The book has value to a healthy person because it paints a vivid portrait of
just how intense chronic pain can be, and how one illness can affect nearly
every aspect of a person’s life. But it is even more valuable to people with
chronic illness because it shows someone functioning successfully despite an unpredictable and frightening disease. Montel discusses his daily regimen of supplements, medication, exercise and diet but is careful to emphasize that what works for him might not work for others with MS and vice versa. Still, it is encouraging to read of a man who was told he could never exercise again but who now goes snowboarding as much as possible. And he has encouraging words for people of all ability levels.

One bonus at the end of the book is a section containing a question and answer session with various MS experts on subjects such as what we know so far, effective current treatments and what the future of research holds.

Here is a final quote from a man at the front lines of raising awareness about
chronic illness:
“There are usually two hundred people at any taping of my show and I’ll
sometimes ask those who are suffering from any illness or disease to raise their hands. “Who’s just had bypass surgery? Who has a loaner heart? Who’s just come from chemotherapy? Who has cancer?” Usually fifteen hands go up. All of these people look fine. And yet we equate illness with weakness. If you’re ill you must look ill. If you don’t look ill you can’t be ill. But you don’t have to see illness to know it’s there. It’s there.”

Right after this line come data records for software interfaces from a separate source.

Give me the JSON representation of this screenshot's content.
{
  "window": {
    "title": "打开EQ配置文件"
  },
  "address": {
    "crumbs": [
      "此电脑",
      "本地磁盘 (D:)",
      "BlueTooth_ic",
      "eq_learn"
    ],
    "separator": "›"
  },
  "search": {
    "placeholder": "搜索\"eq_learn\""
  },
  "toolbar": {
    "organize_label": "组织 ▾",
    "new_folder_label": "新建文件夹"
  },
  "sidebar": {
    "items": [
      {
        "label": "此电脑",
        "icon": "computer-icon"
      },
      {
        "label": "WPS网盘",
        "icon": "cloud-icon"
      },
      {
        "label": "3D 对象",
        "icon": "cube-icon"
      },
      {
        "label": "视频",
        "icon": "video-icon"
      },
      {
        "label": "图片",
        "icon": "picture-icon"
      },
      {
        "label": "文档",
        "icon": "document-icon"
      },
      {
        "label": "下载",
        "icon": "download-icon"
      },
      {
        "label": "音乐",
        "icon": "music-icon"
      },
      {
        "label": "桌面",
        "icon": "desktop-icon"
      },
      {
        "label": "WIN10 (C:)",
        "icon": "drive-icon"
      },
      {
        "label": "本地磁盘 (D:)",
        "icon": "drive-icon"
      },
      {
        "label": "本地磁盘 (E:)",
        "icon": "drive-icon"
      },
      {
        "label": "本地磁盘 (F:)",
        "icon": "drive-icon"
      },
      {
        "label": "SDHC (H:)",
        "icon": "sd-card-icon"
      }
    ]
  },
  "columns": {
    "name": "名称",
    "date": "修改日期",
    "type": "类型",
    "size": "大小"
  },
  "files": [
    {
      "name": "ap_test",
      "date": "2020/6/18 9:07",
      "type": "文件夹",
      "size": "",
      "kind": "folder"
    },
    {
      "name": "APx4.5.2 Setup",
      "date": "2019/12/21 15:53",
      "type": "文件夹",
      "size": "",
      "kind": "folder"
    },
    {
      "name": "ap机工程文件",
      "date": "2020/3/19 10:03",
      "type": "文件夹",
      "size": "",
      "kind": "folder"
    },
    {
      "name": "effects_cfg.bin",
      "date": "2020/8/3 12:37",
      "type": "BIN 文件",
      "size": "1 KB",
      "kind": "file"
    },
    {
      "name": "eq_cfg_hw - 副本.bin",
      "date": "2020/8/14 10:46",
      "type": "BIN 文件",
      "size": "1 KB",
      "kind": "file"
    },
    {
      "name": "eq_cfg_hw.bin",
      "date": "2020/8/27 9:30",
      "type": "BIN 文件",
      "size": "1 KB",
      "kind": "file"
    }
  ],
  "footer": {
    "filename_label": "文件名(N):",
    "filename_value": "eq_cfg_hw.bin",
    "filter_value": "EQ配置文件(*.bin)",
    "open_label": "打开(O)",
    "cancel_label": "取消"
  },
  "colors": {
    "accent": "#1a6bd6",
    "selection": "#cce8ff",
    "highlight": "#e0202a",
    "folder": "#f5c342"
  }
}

Title: Climbing Higher
Author: Montel Williams with Lawrence Grobel
Publisher: New American Library
ISBN: 045121398X
Review Written By: Karen Brauer

    just because he black has not A dum thing to do with MS my husband as MS and he is white.

  • emma

    i don’t understand what race had to do with this article ? because montel is black that is reason enough to bring up a race issue that has nothing to do with chronic illness ? …weird

  • Faith

    I do admire Montel for his honesty. As far as the race thing goes though I want to be honest also. I went to several predominantly black schools and was bullied constantly. I also went to a high school that had only one black girl in it and we treated her very well.